Here is something very important about eligible love interests, no matter what personality or moral standing, they must all consist of 1000% Mr. Fanservice.
The Big Bad of the series is usually female, it could be the scheming stepmother or vicious mother-in-law waiting to seize power or money or both, it could be love rival watching out in case the heroine gets her man, because Love Makes You Evil, and she will attempt to seduce the main love interest or get rid of any love rivals. If the two girls are related in any way, such as stepsiblings, expect them to possibly be Betty and Veronica types. Sometimes there are two antagonists, both the scheming ambitious middle-aged woman who is using her daughter the love rival to capture the heart of the male love interest so that when he inherits the multi-million dollar empire his family has built, all the money will go to them.
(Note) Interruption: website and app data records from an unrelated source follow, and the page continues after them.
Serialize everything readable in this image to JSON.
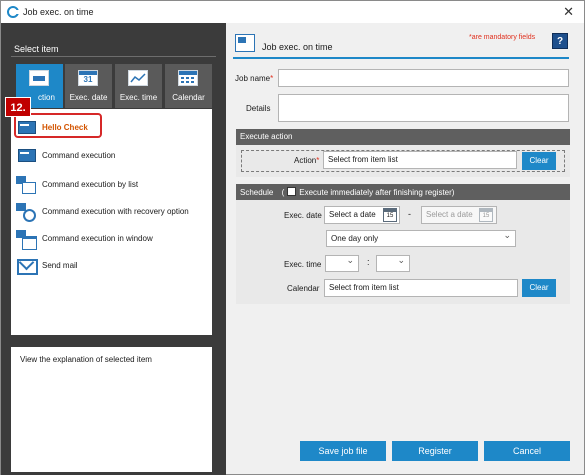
{
  "window": {
    "title": "Job exec. on time",
    "close_glyph": "✕"
  },
  "left": {
    "title": "Select item",
    "tabs": [
      {
        "label": "Action",
        "icon": "terminal-icon",
        "visible_text": "ction"
      },
      {
        "label": "Exec. date",
        "icon": "calendar-31-icon",
        "day": "31"
      },
      {
        "label": "Exec. time",
        "icon": "chart-icon"
      },
      {
        "label": "Calendar",
        "icon": "calendar-grid-icon"
      }
    ],
    "step_badge": "12.",
    "items": [
      {
        "label": "Hello Check",
        "icon": "hello-check-icon"
      },
      {
        "label": "Command execution",
        "icon": "terminal-icon"
      },
      {
        "label": "Command execution by list",
        "icon": "list-icon"
      },
      {
        "label": "Command execution with recovery option",
        "icon": "recovery-icon"
      },
      {
        "label": "Command execution in window",
        "icon": "window-icon"
      },
      {
        "label": "Send mail",
        "icon": "mail-icon"
      }
    ],
    "description": "View the explanation of selected item"
  },
  "right": {
    "title": "Job exec. on time",
    "mandatory_note": "*are mandatory fields",
    "help_label": "?",
    "job_name_label": "Job name",
    "job_name_value": "",
    "details_label": "Details",
    "details_value": "",
    "execute_action": {
      "header": "Execute action",
      "action_label": "Action",
      "action_value": "Select from item list",
      "clear_label": "Clear"
    },
    "schedule": {
      "header": "Schedule",
      "paren": "(",
      "immediate_label": "Execute immediately after finishing register)",
      "exec_date_label": "Exec. date",
      "date_from_placeholder": "Select a date",
      "date_to_placeholder": "Select a date",
      "date_separator": "-",
      "cal_day": "15",
      "repeat_option": "One day only",
      "exec_time_label": "Exec. time",
      "hour_value": "",
      "time_separator": ":",
      "minute_value": "",
      "calendar_label": "Calendar",
      "calendar_value": "Select from item list",
      "clear_label": "Clear"
    },
    "buttons": {
      "save": "Save job file",
      "register": "Register",
      "cancel": "Cancel"
    }
  },
  "colors": {
    "accent": "#1e88c8",
    "dark_panel": "#3b3b3b",
    "tab_inactive": "#5a5a5a",
    "badge_red": "#c00000",
    "required": "#e0301e",
    "hello_check": "#d35400"
  }
}
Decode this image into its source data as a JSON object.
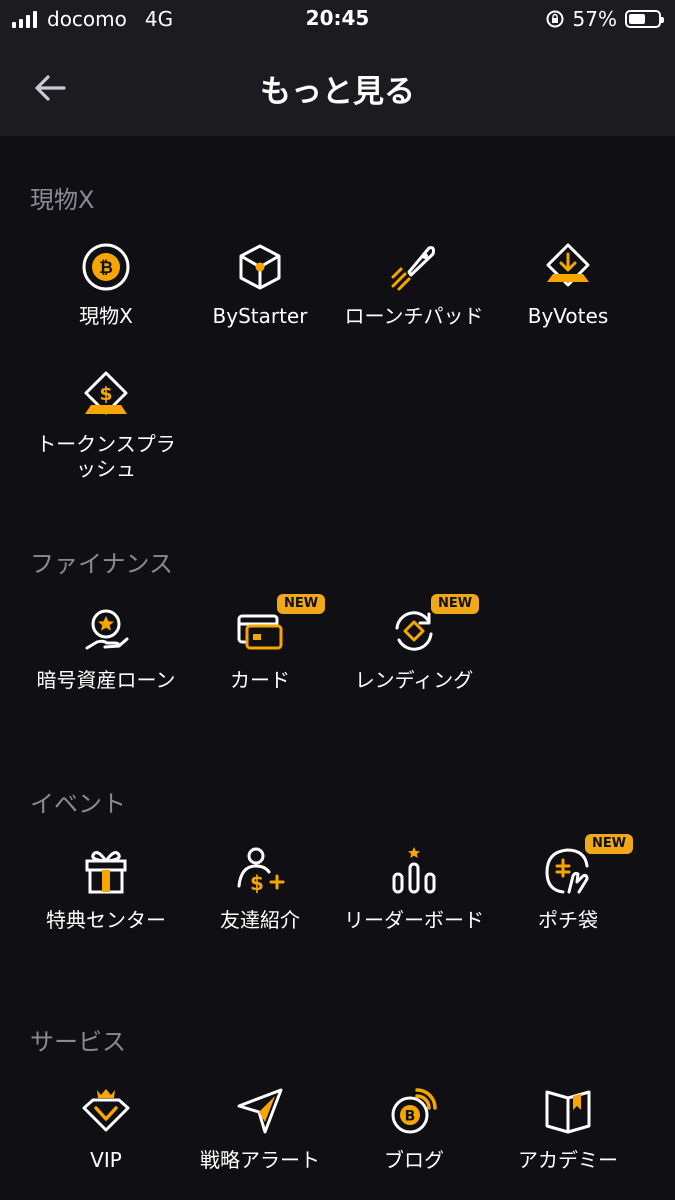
{
  "status_bar": {
    "carrier": "docomo",
    "network": "4G",
    "time": "20:45",
    "battery": "57%",
    "battery_level": 0.57
  },
  "header": {
    "title": "もっと見る"
  },
  "sections": [
    {
      "title": "現物X",
      "items": [
        {
          "label": "現物X",
          "icon": "bitcoin-icon"
        },
        {
          "label": "ByStarter",
          "icon": "cube-icon"
        },
        {
          "label": "ローンチパッド",
          "icon": "rocket-icon"
        },
        {
          "label": "ByVotes",
          "icon": "vote-box-icon"
        },
        {
          "label": "トークンスプラッシュ",
          "icon": "dollar-diamond-icon"
        }
      ]
    },
    {
      "title": "ファイナンス",
      "items": [
        {
          "label": "暗号資産ローン",
          "icon": "loan-hand-icon"
        },
        {
          "label": "カード",
          "icon": "card-icon",
          "badge": "NEW"
        },
        {
          "label": "レンディング",
          "icon": "lending-cycle-icon",
          "badge": "NEW"
        }
      ]
    },
    {
      "title": "イベント",
      "items": [
        {
          "label": "特典センター",
          "icon": "gift-icon"
        },
        {
          "label": "友達紹介",
          "icon": "referral-icon"
        },
        {
          "label": "リーダーボード",
          "icon": "leaderboard-icon"
        },
        {
          "label": "ポチ袋",
          "icon": "red-envelope-icon",
          "badge": "NEW"
        }
      ]
    },
    {
      "title": "サービス",
      "items": [
        {
          "label": "VIP",
          "icon": "vip-crown-icon"
        },
        {
          "label": "戦略アラート",
          "icon": "send-arrow-icon"
        },
        {
          "label": "ブログ",
          "icon": "blog-icon"
        },
        {
          "label": "アカデミー",
          "icon": "book-icon"
        }
      ]
    }
  ],
  "colors": {
    "accent": "#f7a600",
    "background": "#101014",
    "header_background": "#1b1b20",
    "section_title": "#8a8a90"
  }
}
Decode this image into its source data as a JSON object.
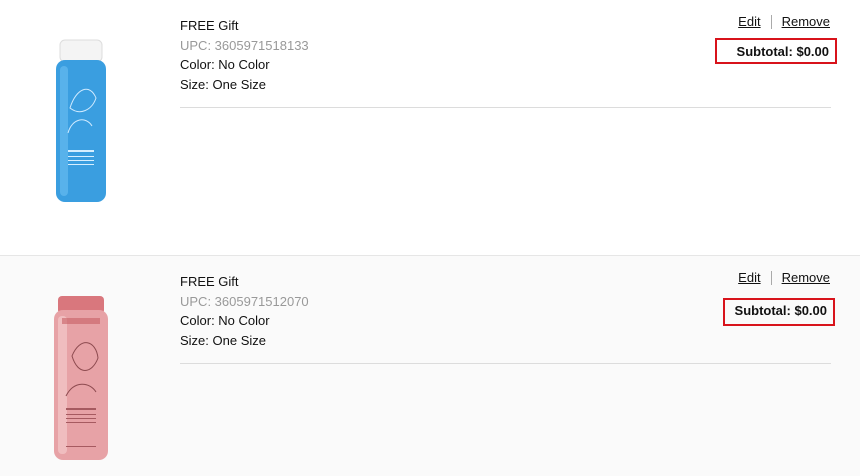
{
  "items": [
    {
      "name": "FREE Gift",
      "upc": "UPC: 3605971518133",
      "color": "Color: No Color",
      "size": "Size: One Size",
      "edit_label": "Edit",
      "remove_label": "Remove",
      "subtotal": "Subtotal: $0.00",
      "image_icon": "blue-bottle-product-image",
      "bottle_color": "#3a9ee0"
    },
    {
      "name": "FREE Gift",
      "upc": "UPC: 3605971512070",
      "color": "Color: No Color",
      "size": "Size: One Size",
      "edit_label": "Edit",
      "remove_label": "Remove",
      "subtotal": "Subtotal: $0.00",
      "image_icon": "pink-bottle-product-image",
      "bottle_color": "#e7a2a6"
    }
  ],
  "highlight_color": "#d8131b"
}
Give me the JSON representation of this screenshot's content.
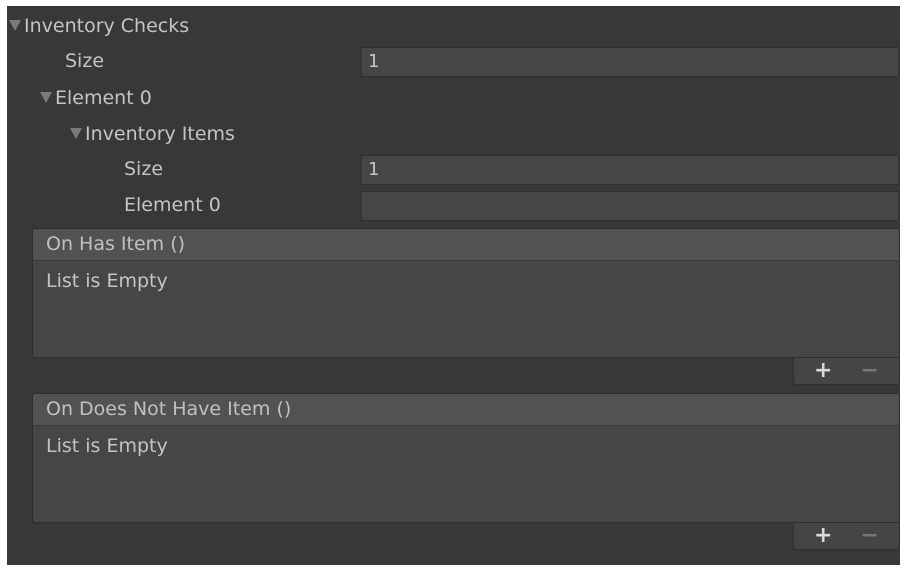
{
  "inventory_checks": {
    "label": "Inventory Checks",
    "size_label": "Size",
    "size_value": "1",
    "element0": {
      "label": "Element 0",
      "inventory_items": {
        "label": "Inventory Items",
        "size_label": "Size",
        "size_value": "1",
        "element0_label": "Element 0",
        "element0_value": ""
      }
    }
  },
  "events": [
    {
      "header": "On Has Item ()",
      "body": "List is Empty",
      "add": "+",
      "remove": "−"
    },
    {
      "header": "On Does Not Have Item ()",
      "body": "List is Empty",
      "add": "+",
      "remove": "−"
    }
  ],
  "icons": {
    "foldout": "triangle-down-icon"
  },
  "colors": {
    "background": "#383838",
    "field": "#464646",
    "header": "#525252",
    "text": "#c4c4c4"
  }
}
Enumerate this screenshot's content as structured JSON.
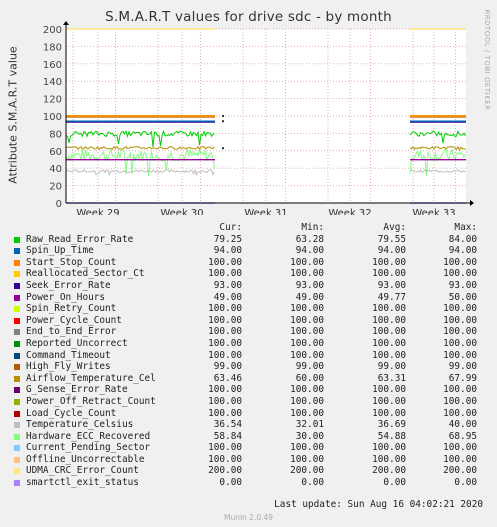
{
  "chart_data": {
    "type": "line",
    "title": "S.M.A.R.T values for drive sdc - by month",
    "ylabel": "Attribute S.M.A.R.T value",
    "ylim": [
      0,
      200
    ],
    "yticks": [
      0,
      20,
      40,
      60,
      80,
      100,
      120,
      140,
      160,
      180,
      200
    ],
    "xticks": [
      "Week 29",
      "Week 30",
      "Week 31",
      "Week 32",
      "Week 33"
    ],
    "grid": true,
    "watermark": "RRDTOOL / TOBI OETIKER",
    "columns": [
      "Cur:",
      "Min:",
      "Avg:",
      "Max:"
    ],
    "series": [
      {
        "name": "Raw_Read_Error_Rate",
        "color": "#00cc00",
        "cur": "79.25",
        "min": "63.28",
        "avg": "79.55",
        "max": "84.00"
      },
      {
        "name": "Spin_Up_Time",
        "color": "#0066b3",
        "cur": "94.00",
        "min": "94.00",
        "avg": "94.00",
        "max": "94.00"
      },
      {
        "name": "Start_Stop_Count",
        "color": "#ff8000",
        "cur": "100.00",
        "min": "100.00",
        "avg": "100.00",
        "max": "100.00"
      },
      {
        "name": "Reallocated_Sector_Ct",
        "color": "#ffcc00",
        "cur": "100.00",
        "min": "100.00",
        "avg": "100.00",
        "max": "100.00"
      },
      {
        "name": "Seek_Error_Rate",
        "color": "#330099",
        "cur": "93.00",
        "min": "93.00",
        "avg": "93.00",
        "max": "93.00"
      },
      {
        "name": "Power_On_Hours",
        "color": "#990099",
        "cur": "49.00",
        "min": "49.00",
        "avg": "49.77",
        "max": "50.00"
      },
      {
        "name": "Spin_Retry_Count",
        "color": "#ccff00",
        "cur": "100.00",
        "min": "100.00",
        "avg": "100.00",
        "max": "100.00"
      },
      {
        "name": "Power_Cycle_Count",
        "color": "#ff0000",
        "cur": "100.00",
        "min": "100.00",
        "avg": "100.00",
        "max": "100.00"
      },
      {
        "name": "End_to_End_Error",
        "color": "#808080",
        "cur": "100.00",
        "min": "100.00",
        "avg": "100.00",
        "max": "100.00"
      },
      {
        "name": "Reported_Uncorrect",
        "color": "#008f00",
        "cur": "100.00",
        "min": "100.00",
        "avg": "100.00",
        "max": "100.00"
      },
      {
        "name": "Command_Timeout",
        "color": "#00487d",
        "cur": "100.00",
        "min": "100.00",
        "avg": "100.00",
        "max": "100.00"
      },
      {
        "name": "High_Fly_Writes",
        "color": "#b35a00",
        "cur": "99.00",
        "min": "99.00",
        "avg": "99.00",
        "max": "99.00"
      },
      {
        "name": "Airflow_Temperature_Cel",
        "color": "#b38f00",
        "cur": "63.46",
        "min": "60.00",
        "avg": "63.31",
        "max": "67.99"
      },
      {
        "name": "G_Sense_Error_Rate",
        "color": "#6b006b",
        "cur": "100.00",
        "min": "100.00",
        "avg": "100.00",
        "max": "100.00"
      },
      {
        "name": "Power_Off_Retract_Count",
        "color": "#8fb300",
        "cur": "100.00",
        "min": "100.00",
        "avg": "100.00",
        "max": "100.00"
      },
      {
        "name": "Load_Cycle_Count",
        "color": "#b30000",
        "cur": "100.00",
        "min": "100.00",
        "avg": "100.00",
        "max": "100.00"
      },
      {
        "name": "Temperature_Celsius",
        "color": "#bebebe",
        "cur": "36.54",
        "min": "32.01",
        "avg": "36.69",
        "max": "40.00"
      },
      {
        "name": "Hardware_ECC_Recovered",
        "color": "#80ff80",
        "cur": "58.84",
        "min": "30.00",
        "avg": "54.88",
        "max": "68.95"
      },
      {
        "name": "Current_Pending_Sector",
        "color": "#80c9ff",
        "cur": "100.00",
        "min": "100.00",
        "avg": "100.00",
        "max": "100.00"
      },
      {
        "name": "Offline_Uncorrectable",
        "color": "#ffc080",
        "cur": "100.00",
        "min": "100.00",
        "avg": "100.00",
        "max": "100.00"
      },
      {
        "name": "UDMA_CRC_Error_Count",
        "color": "#ffe680",
        "cur": "200.00",
        "min": "200.00",
        "avg": "200.00",
        "max": "200.00"
      },
      {
        "name": "smartctl_exit_status",
        "color": "#aa80ff",
        "cur": "0.00",
        "min": "0.00",
        "avg": "0.00",
        "max": "0.00"
      }
    ]
  },
  "last_update": "Last update: Sun Aug 16 04:02:21 2020",
  "footer": "Munin 2.0.49"
}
Subversions and other versions exist, but the Big Bad is usually motivated by ambition or money or love, and they do not need to be necessary female.
Please remember that these tropes describe a conventional Korean drama as a typical Romantic Comedy. Not all Korean dramas abide rigidly to these rules, although you can always find shades of these in them.
Bad things always happen on the banks of the Han River. You want a couple to break up, someone to get assaulted, tell your lover you have an incurable disease, etc., etc., it must be done there. Preferably at night by a beautifully-illuminated bridge.
In order to prove you are in Seoul, at least one major scene must be in and/or around Namsan Tower.
A hospital stay will always involve having an IV attached to the patient (so they can Pull the IV), and a humidfier by the patient's head.